# ... code that uses the parser to import data

If the content of a tier should be ignored (i.e., if it contains information not related to any annotations in particular), then it can be manually marked to be ignored as follows:

from polyglotdb import CorpusContext
import polyglotdb.io as pgio

parser = pgio.inspect_textgrid('/path/to/textgrid/file/or/directory')
parser.annotation_tiers[0].ignored = True # Index of 0 if the first tier should be ignored

# ... code that uses the parser to import data

Parsers created through other inspect functions (i.e. Buckeye) can be modified in similar ways, though the TextGrid parser is necessarily the most flexible.

Speaker parsers

There are two currently implemented schemes for parsing speaker names from a file path. The first is the Filename Speaker Parser, which takes a number of characters in the base file name (without the extension) starting either from the left or right. For instance, the path /path/to/buckeye/s0101a.words for a Buckeye file would return the speaker s01 using 3 characters from the left.

The other speaker parser is the Directory Speaker Parser, which parses speakers from the directory that contains the specified path. For instance, given the path /path/to/buckeye/s01/s0101a.words would return s01 because the containing folder of the file is named s01.

Load discourse

Loading of discourses is done via a CorpusContext’s load function:

import polyglotdb.io as pgio

parser = pgio.inspect_textgrid('/path/to/textgrid.TextGrid')

with CorpusContext(config) as c:
    c.load(parser, '/path/to/textgrid.TextGrid')

Alternatively, load_discourse can be used with the same arguments. The load function automatically determines whether the input path to be loaded is a single file or a folder, and proceeds accordingly.

Load directory

As stated above, a CorpusContext’s load function will import a directory of files as well as a single file, but the load_directory can be explicitly called as well:

import polyglotdb.io as pgio

parser = pgio.inspect_textgrid('/path/to/textgrids')

with CorpusContext(config) as c:
    c.load_directory(parser, '/path/to/textgrids')

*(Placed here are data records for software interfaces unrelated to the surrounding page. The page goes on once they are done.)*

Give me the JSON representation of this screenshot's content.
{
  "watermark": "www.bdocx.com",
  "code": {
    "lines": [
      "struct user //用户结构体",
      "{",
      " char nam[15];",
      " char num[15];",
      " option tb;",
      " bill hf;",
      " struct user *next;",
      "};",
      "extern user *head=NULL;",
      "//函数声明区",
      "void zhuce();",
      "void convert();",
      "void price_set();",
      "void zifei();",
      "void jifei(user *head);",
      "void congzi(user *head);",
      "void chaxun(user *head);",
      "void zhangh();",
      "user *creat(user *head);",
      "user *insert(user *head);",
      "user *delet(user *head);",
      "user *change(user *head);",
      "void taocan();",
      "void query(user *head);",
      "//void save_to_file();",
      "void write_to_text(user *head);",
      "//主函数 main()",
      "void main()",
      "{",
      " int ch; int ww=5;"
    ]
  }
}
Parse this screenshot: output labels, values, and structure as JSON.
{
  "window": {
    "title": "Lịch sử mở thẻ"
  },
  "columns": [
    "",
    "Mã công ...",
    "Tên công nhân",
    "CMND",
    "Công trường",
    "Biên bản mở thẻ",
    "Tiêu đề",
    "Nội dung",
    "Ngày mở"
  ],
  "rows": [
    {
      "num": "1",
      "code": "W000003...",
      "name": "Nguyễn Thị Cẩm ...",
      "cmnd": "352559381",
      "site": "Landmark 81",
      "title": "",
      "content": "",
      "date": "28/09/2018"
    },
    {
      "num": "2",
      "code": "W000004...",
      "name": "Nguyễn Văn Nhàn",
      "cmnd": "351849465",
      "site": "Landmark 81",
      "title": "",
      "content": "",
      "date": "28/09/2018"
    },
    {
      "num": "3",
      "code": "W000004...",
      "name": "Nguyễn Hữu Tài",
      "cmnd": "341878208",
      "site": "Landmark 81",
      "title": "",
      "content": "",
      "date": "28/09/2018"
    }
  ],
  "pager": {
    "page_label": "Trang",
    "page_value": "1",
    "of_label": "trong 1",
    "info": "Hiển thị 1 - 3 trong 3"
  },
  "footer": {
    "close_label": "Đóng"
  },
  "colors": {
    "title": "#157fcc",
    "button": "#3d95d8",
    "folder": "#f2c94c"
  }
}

Writing new parsers

New parsers can be created through extending either the Base parser class or one of the more specialized parser classes. There are in general three aspects that need to be implemented. First, the _extensions property should be updated to reflect the file extensions that the parser will find and attempt to parse. This property should be an iterable, even if only one extension is to be used.

Second, the __init__ function should be implemented if anything above and beyond the based class init function is required (i.e., special speaker parsing).

Finally, the parse_discourse function should be overwritten to implement some way of populating data on the annotation tiers from the source data files and ultimately create a DiscourseData object (intermediate data representation for straight-forward importing into the Polyglot databases).

Creating new parsers for forced aligned TextGrids requires simply extending the polyglotdb.io.parsers.aligner.AlignerParser and overwriting the word_label and phone_label class properties. The name property should also be set to something descriptive, and the speaker_first should be set to False if speakers follow word/phone labels in the TextGrid tiers (i.e., words -Speaker name rather than Speaker name - words). See polyglotdb.io.parsers.mfa.MfaParser, polyglotdb.io.parsers.fave.FaveParser, polyglotdb.io.parsers.maus.MausParser, and polyglotdb.io.parsers.labbcat.LabbcatParser for examples.


Under development.